Monday, December 7, 2009

A War to End All Wars Revisited


I ventured out at sunset today December 7th in Bend, Oregon, to take a picture in memory of Pearl Harbor which took place 68 years ago. Several times today I heard the statistics about the number of ships that were sunk that "infamous" Sunday morning and the number of American lives that were killed and how the next day we entered World War II. Unlike other conflicts of the recent past, it is said our entry into WWII was clearly necessary and justifiable in order to put an end to Hitler's tyranny and the Japanese lust for power.
The idea whether a war can ever be viewed as" just" has been written about eloquently by Howard Zinn in " A Just War". On this day, with the Iraq action still unresolved, and the prospect of more troops on their way to Afghanistan, it is important to consider carefully whether war is the best use of our human talents and resources to create a better world. To be sure, it is difficult to stop tyrants, or tyrannical groups but their power comes ultimately from the people who believe in them. Somehow if our government through its military can organize massive amounts of firepower, destruction which directly and indirectly brings suffering, we should equally be able to imagine amassing huge amounts of water power, construction, and goodwill. Is it worth thinking on this date again even stronger about an alternative to war?

8 comments:

Sylvia K said...

Yes, Lee, it is worth thing about! Let's hope there are many others who feel the same!

Sylvia

Small City Scenes said...

The 'war to end all wars' never did and never will. We need to put as much energy as we do into war--into peace. Enough killing. MB

Anonymous said...

Thank God our Nobel Peace Prize winning president has us on the right track. Oh, and by the way, thanks to a little thing called WWII, you can write your blog in english and not german or japanese. Now back to Cali with ya. Fly fly, fly fly...

tapirgal said...

Hopefully it's possible to honor the sacrifices made by so many when there was little choice, and at the same time work toward being part of a better world, and honor those who work for that goal. Call me an optimimist. Optimism is a good thing.

cieldequimper said...

One question I ask myself is this: how many people did really believe in the regimes? My mother has lived under both regimes, Nazi and communist. She doesn't remember much about the Nazis because she was way too small but she does have flashbacks of the bombings (she was 4 at the time) and about the arrival of the Russians and the rapes. As for communism, she remembers it very well thank you. Her family fled East Germany before the wall was built because they did not believe in communism any more than they had believed in national-socialism. Yet in a totalitarian regime, it's very hard NOT to believe when everything is propaganda...
Good question though and boy, 68 years already? I for one am thankful that those Americans died for me and other Western Europeans. I wouldn't be here otherwise.

Jacob said...

I remember Pearl Harbor, although I was rather young. It was the beginning of something that was very frightening but which I did not understand...except that people I loved were going away to fight.

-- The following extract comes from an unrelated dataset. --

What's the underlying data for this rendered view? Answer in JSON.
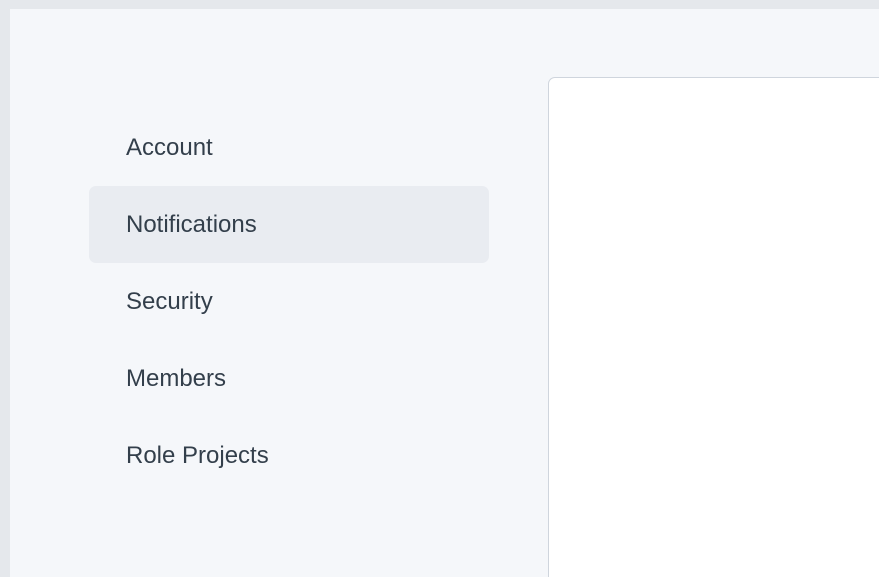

I don't want to get into a "Just War" discussion, but I do feel there is no way to "win" in Afghanistan and we're foolishing wasting much blood and treasure on a hopeless venture. Ask the former Soviet commanders.

It's a conundrum.

B SQUARED said...

War? Good god you all! What is it good for? Absolutely nothing. Say it again...

Raksha said...

WWII was probably the closest thing to a "Just War" in modern times, but that's only true in a relative sense. There is really no such thing, and especially--there are NO good guys and bad guys in any kind of absolute sense.

For example: Does anyone seriously believe any more that it was necessary to drop The Bomb on Hiroshima and Nagasaki? When I was younger, and even fairly recently, I used to hear it argued that it "saved American lives." But we know now (most of us anyway) that the Japanese had already offered to surrender. The real reasons for Hiroshima and Nagasaki had nothing to do with saving American lives.

My friends who are Vietnam vets are almost totally immune to warmongering propaganda, and yet none of them are absolute pacifists. But they are under NO illusions about what is and isn't a "Just War."